Anjani Trivedi

Who Says China Has Locked in the EV Supply Chain?

As the battery supply chain gets concentrated in the hands of a few countries, a forgotten metal could help emerging and developing markets avoid getting left behind

Does this car come in manganese silver?

Does this car come in manganese silver?

Photographer: Future Publishing via Getty

The world’s biggest battery company is turning to abundantly available materials as it looks to upgrade power packs for electric vehicles. While that stands to bring down costs and raise efficiency as raw material shortages abound, it’s an opportunity for countries like India and Brazil to take their chunk of the increasingly lucrative EV supply chain before it gets too late.

After effectively popularizing safer and cheaper lithium iron phosphate, or LFP,  chemistry for EV batteries, China’s Contemporary Amperex Technology Co. Ltd. is now adding manganese to the mix. Ford Motor Co. recently added LFPs to its mix and will now import them from CATL for its Mustang Mach-E and F-150 Lightning pickup. This latest chemistry, LMFP, and promise to commercialize it, could be yet another game changer.

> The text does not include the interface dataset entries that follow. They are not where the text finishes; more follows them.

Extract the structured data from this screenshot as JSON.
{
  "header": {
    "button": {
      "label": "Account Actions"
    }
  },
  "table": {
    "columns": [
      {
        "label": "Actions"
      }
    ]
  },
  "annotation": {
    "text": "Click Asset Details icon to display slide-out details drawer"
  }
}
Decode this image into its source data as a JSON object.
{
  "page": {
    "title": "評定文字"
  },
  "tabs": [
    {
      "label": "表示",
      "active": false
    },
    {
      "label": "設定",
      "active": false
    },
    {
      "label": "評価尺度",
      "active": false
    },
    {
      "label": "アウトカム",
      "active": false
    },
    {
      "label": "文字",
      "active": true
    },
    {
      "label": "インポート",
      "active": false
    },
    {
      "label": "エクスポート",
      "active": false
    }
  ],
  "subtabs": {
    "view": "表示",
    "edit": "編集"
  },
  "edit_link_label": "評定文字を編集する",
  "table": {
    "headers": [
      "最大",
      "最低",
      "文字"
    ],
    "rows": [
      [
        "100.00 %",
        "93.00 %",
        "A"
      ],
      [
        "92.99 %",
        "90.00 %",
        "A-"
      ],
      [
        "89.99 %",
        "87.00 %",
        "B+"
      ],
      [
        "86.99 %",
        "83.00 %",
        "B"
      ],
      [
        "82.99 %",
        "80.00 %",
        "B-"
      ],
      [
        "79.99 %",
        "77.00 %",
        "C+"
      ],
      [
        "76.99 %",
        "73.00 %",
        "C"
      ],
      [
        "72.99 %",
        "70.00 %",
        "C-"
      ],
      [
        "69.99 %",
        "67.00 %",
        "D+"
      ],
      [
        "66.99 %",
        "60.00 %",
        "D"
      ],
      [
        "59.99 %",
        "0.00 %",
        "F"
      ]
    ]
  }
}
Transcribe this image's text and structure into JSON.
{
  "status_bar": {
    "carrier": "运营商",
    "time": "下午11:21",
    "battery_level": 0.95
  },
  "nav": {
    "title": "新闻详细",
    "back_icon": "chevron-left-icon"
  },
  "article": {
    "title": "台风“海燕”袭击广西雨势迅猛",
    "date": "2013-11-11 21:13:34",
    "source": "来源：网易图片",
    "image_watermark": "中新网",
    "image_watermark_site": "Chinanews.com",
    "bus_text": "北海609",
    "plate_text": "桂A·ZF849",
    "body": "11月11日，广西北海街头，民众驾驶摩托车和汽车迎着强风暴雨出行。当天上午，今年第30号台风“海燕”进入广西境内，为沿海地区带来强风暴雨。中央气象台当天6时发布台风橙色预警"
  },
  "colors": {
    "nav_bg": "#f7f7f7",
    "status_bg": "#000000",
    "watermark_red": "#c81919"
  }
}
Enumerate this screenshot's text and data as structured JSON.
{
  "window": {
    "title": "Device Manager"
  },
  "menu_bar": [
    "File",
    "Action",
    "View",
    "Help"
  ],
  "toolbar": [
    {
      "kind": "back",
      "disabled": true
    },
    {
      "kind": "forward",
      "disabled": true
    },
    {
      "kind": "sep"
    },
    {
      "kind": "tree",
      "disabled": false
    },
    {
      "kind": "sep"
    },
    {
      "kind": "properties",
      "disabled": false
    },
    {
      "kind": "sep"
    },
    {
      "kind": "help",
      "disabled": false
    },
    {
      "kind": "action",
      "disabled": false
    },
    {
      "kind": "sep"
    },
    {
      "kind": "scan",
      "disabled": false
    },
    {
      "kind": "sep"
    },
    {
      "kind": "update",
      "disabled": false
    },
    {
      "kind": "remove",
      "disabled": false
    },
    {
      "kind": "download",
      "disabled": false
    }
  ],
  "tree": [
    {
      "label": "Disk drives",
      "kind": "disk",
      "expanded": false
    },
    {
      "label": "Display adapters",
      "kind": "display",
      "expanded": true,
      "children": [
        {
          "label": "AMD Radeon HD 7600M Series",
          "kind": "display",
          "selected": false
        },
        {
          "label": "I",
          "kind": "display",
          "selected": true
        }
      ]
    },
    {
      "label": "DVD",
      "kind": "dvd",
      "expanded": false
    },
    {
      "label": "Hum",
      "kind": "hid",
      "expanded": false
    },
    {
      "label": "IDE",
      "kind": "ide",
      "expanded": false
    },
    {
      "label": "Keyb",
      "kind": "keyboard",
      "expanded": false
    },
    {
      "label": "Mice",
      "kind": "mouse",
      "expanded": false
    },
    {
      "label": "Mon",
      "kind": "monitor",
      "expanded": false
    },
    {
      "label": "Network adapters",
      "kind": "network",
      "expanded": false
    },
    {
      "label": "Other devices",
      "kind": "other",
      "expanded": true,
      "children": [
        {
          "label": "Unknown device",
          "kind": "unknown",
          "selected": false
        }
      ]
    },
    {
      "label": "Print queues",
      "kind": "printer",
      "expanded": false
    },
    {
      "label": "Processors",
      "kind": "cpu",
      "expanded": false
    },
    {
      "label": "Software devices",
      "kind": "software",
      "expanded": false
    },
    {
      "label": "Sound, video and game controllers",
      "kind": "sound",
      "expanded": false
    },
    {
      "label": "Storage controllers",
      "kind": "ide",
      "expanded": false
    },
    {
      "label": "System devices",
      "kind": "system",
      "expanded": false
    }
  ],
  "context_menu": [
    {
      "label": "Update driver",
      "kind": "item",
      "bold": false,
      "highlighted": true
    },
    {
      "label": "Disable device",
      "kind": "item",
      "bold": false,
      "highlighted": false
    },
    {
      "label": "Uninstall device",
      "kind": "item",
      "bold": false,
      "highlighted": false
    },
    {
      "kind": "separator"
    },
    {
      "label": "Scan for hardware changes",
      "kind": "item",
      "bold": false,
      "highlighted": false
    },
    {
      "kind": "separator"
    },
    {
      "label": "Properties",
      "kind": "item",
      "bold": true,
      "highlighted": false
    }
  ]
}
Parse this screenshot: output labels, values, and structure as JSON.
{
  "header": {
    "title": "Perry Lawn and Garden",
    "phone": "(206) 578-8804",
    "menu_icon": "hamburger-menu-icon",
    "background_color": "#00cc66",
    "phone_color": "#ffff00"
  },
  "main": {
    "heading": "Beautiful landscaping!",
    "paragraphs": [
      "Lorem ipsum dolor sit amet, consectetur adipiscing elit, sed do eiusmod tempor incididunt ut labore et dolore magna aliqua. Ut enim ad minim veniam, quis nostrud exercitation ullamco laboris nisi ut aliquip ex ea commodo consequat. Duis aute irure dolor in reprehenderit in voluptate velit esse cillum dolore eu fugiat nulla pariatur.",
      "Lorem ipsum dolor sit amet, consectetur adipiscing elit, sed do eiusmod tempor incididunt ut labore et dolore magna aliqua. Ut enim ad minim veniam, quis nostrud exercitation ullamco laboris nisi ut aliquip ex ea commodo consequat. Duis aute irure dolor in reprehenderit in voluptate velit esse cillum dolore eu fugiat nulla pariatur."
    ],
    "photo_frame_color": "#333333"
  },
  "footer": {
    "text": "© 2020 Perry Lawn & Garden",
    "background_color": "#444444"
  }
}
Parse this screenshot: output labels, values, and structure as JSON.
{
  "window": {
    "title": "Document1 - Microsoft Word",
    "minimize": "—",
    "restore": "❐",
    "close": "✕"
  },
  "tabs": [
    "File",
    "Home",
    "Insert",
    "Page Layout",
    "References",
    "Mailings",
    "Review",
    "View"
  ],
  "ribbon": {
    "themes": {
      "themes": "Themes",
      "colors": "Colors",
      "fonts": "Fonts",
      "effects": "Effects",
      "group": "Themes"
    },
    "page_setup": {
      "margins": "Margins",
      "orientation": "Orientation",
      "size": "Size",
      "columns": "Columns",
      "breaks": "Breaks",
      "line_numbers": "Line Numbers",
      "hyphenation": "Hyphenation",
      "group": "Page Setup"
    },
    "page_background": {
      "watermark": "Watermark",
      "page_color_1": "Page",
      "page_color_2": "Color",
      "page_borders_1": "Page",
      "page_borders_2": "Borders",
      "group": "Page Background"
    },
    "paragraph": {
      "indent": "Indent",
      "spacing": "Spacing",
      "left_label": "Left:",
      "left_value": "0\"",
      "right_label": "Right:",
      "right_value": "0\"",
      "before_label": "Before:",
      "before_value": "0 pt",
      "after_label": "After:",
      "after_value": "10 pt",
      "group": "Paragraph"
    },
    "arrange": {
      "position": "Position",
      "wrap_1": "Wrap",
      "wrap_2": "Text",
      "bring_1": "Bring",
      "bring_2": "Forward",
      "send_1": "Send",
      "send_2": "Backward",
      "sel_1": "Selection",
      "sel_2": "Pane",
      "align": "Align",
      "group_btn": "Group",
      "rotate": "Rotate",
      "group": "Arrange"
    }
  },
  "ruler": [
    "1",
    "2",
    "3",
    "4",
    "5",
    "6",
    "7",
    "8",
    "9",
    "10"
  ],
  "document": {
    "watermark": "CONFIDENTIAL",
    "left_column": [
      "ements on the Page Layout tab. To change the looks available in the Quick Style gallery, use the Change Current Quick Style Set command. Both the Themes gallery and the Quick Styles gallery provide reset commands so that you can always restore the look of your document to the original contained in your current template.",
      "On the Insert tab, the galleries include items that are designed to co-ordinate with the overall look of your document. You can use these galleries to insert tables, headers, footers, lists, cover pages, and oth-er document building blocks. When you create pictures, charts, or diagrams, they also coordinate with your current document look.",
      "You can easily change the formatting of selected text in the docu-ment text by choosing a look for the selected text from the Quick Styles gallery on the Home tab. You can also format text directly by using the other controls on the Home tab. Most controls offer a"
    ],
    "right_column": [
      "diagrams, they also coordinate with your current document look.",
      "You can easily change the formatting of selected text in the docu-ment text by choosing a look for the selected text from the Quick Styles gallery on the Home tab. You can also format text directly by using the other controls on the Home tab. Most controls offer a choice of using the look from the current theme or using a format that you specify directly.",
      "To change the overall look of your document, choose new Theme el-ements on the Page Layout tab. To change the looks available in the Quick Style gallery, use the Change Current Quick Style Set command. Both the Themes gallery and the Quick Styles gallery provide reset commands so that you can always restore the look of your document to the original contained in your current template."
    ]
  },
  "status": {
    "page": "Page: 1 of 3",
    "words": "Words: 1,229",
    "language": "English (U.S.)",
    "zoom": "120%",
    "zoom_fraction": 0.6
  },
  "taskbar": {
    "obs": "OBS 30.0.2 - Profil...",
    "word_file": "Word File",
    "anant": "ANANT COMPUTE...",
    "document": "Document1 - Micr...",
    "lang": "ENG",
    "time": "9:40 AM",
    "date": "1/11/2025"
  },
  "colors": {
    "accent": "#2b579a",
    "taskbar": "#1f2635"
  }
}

In its latest formulation, manganese will boost the energy density of LFPs, allowing them to take vehicles further along (while remaining the safer and cheaper option.)  In CATL’s case, the voltage will increase from 3.2 volts to 4.1 volts. Such chemistry could provide up to 25% more energy density, according to a subsidiary of Lithium Australia that has also been working to adjust its own manufacturing processes to boost battery performance. CATL’s cells will be mass produced by the end of this year with a potential energy density of 230 Wh/kg, compared to 150Wh/kg to 180Wh/kg. That’s substantial given range anxiety and charging infrastructure remain the biggest barriers to widespread consumer adoption.